Whether it's Bloomberg's crime stats that downgrade felonies to misdemeanors and misdemeanors to lost property or the BloomKlein test score miracle that wasn't or the unemployment rate which consistently undercounts the employment problem, so much of the data used by the media and the political establishment is just bullshit.
Today, the Wall Street Journal reveals that the National Association of Realtors has been phonying up the home sales data (surprise, surprise!):
The housing crash may have been more severe than initial estimates have shown.
The National Association of Realtors, which produces a widely watched monthly estimate of sales of previously owned homes, is examining the possibility that it over-counted U.S. home sales dating back as far as 2007.
The group reported that there were 4.9 million sales of previously owned homes in 2010, down 5.7% from 5.2 million in 2009. But CoreLogic, a real-estate analytics firm based in Santa Ana, Calif., counted just 3.3 million homes sales last year, a drop of 10.8% from 3.7 million in 2009. CoreLogic says NAR could have overstated home sales by as much as 20%.
While revisions wouldn't affect reported home-price numbers, they could show that the housing market faces a bigger overhang in inventory, given the weaker demand.
In December, NAR said that it would take 8.1 months to sell some 3.6 million homes listed for sale at the current pace, but the number of months it would take could be even higher if sales are revised down.

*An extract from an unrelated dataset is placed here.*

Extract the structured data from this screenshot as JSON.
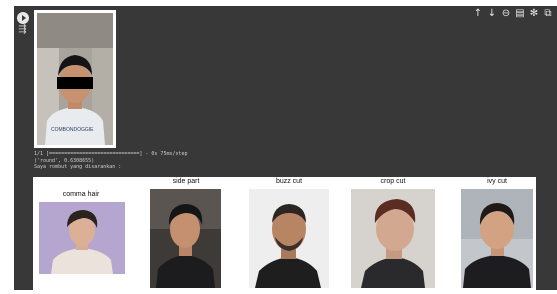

Any revisions wouldn't have an impact on homeowners, but it could have consequences for the real-estate industry. Downward revisions would show that "this horrific downturn in the housing market has been even more pronounced than what people thought, and people already thought it was pretty bad," said Thomas Lawler, an independent housing economist.
NAR said the data, which are used by economists, investors and the real-estate industry to gauge the health of the housing market, could be revised downward this summer. Lawrence Yun, chief economist at NAR, wasn't specific about whether and by how much the revisions could reduce reported sales, and he raised the possibility that the CoreLogic estimates have understated the number of home sales. "This is a very important issue, and we are looking at it carefully right now," Mr. Yun said.
Barry Ritholtz notes that the overcounting of home sales goes back to 2000, not 2007, and takes a closer look at the problem here.
Accidental miscounting problem or fraud?